And that was how it was with THE HOUSE THAT’S YOUR HOME. I didn’t share any notes with Jane about what I’d had in mind as I wrote. Jane was sent the text and then it was left entirely up to her. (Which, as far as I’m concerned, is the way it should always be.)
When I found myself one rainy day in the same town as Jane a couple of years ago, we met up.
She took me into her studio (a huge honor) and showed me the work in progress. I got to see some of her illustrative process, and many of the things that inspired her paintings for this book. I got to see her thumbnails of the book, all laid out. It was hugely meaningful to me.
What Jane didn’t know was that while I wrote THE HOUSE THAT’S YOUR HOME, I’d been thinking about the classic children’s books of the 50’s (that golden age in children’s publishing, and Ursula Nordstrom). How incredible then, to see right there, lined up beside her drawing table, those very books—classics from the 1950s.
To discover that we had quite independently been following the same vision—as if we had both been following clues, as if in some way the book already existed and we together found it—we felt we’d stumbled into some kind of mystery, that the ground we were standing on was sacred.
As a publisher once said to me, one plus one equals more than two.

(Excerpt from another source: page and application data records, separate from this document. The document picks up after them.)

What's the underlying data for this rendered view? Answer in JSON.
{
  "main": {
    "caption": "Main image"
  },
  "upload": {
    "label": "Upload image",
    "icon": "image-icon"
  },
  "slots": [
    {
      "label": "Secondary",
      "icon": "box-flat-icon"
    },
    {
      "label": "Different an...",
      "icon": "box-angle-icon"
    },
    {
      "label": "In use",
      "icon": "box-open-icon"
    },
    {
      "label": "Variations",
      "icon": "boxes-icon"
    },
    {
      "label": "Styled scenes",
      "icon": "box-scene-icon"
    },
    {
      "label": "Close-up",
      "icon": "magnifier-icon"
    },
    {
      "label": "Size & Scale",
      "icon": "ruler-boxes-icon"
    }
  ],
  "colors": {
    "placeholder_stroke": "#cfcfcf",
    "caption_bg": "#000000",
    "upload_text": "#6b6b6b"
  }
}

I am so honored to have worked with Jane on this book. And so grateful. It was—all of it—a gift. And best of all? I have a new friend.